As for the recipe I ended up slaking down forty pounds of the old clay (50/50 EPK kyanite) then added ten more pounds of EPK (we didn't have any fire clay at the studio.... go figure) along with ten pounds of coarse grog. I then tried to estimate out and add one third sawdust by volume. After this mix dried enough to use I found it pretty lacking in plasticity, to the point I was having trouble just keeping together to wedge. So I added a little bit of wet sagger clay from last cycle, maybe about a third. So the math gets a little fuzzy and convoluted, but as far as I figure the end recipe looks something like this:
43 EPK
33 Kyanite
10 Grog
add 2/9ths sawdust by volume.

We'll see how this works.

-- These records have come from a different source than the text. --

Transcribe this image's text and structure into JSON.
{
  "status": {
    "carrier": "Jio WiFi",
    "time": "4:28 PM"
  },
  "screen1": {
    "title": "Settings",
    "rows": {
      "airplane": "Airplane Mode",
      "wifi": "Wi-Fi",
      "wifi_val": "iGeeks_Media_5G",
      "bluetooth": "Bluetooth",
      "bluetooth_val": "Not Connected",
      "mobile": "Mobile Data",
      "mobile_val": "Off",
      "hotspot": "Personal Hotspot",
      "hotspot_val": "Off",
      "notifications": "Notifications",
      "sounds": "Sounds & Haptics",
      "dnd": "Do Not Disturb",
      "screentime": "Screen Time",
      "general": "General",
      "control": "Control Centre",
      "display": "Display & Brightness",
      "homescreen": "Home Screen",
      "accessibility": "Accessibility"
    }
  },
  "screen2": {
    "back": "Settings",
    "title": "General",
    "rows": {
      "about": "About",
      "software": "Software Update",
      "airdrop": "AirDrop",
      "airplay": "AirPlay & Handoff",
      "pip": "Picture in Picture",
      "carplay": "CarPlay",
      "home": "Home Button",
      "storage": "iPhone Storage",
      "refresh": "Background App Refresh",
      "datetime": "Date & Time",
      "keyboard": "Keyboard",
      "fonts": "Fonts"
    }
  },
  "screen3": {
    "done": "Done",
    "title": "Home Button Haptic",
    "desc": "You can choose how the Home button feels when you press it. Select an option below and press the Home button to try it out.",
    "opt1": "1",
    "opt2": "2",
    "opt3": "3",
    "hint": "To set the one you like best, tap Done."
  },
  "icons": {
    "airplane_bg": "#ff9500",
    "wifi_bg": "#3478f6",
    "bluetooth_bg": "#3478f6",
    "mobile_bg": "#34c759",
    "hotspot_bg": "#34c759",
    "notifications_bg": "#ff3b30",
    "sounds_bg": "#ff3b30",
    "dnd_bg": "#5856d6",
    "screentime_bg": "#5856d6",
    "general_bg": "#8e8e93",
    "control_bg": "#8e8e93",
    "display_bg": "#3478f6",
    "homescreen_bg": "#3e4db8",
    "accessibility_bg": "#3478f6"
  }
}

I can tell you one thing though, it's a little painful to throw. I ended up pounding the lump of "clay" into a ring with a flat base instead of opening it, then centering and throwing exclusively with a sponge in one hand and a rib in the other (using almost no water as per Alex's suggestion). Hopefully it will work well.
You can also see in the picture I used a little bit of the clay to make a plug for our blow hole in the first chamber (which we cast into the key using a plastic cup. Our first firing we left this open while firing the second chamber and ended up cooling the first chamber a little more quickly than we would have liked (we also had a little bit of dunting from pots underneath the blow hole). So we'll certainly close it up tight this time around.
that's all for now, just finishing up some pots and trying to figure out what needs to be done as far as kiln prep goes.


Alex Solla said...

I had another idea for your stoke hole dilemma.... what about taking 3-4 softbricks, mortaring them together with greenpatch or something similar, then essentially trimming away the form till you have a round brick? Start off by cutting the main corners with a hacksaw or bowsaw, then attach it to the wheel and trim with either an old trim tool or even a hard brick. Then you could just dip the whole plug into either kiln wash or ITC. I think then you'd have a lighter plug that would be MUCH more thermal shock resistant.

Looking forward to hearing how your latest ones hold up.


Michael Kline said...

I tried the "glued-together-soft-bricks" and eventually, before the first firing was over, a couple of them had already come apart. Maybe if you dipped them in satanite or equivalent, and bisque fired them?

I've heard of others who had the same thing happen. I've never had trouble with my plugs breaking from thermal shock; hot:cold. Of course I'm not using mine for the stoke doors and are handled a lot less than a stoke door.

I'm partial to the hand-made look of your plugs. Anyway, how cool is that to have a handle on your spy plug. Here's my post from a while back about my plugs.

But what I really wanted to say in this comment was how I covet those saw horses!!

Joe and Christy said...

Hey guys,
I'm feeling pretty good about this round of stoke hole plugs. If they don't work though I was thinking that I still have the plastic planters that I used for casting the stoke holes in the kiln. I could take some plaster casts of these and give a try at some kind of stoke hole plug press. Press them with as little water as possible.
Michael, it certainly is nice to have some saw horses to set where ever you need them to dry pots on or whatever else. You're a handy guy though... they aren't hard to build.

Michael Kline said...

Joe, I have a couple sets of saw horses around, but nothing as nice as yours. Also around here, in the mountains I make a couple of legs a little longer than the others. ;-)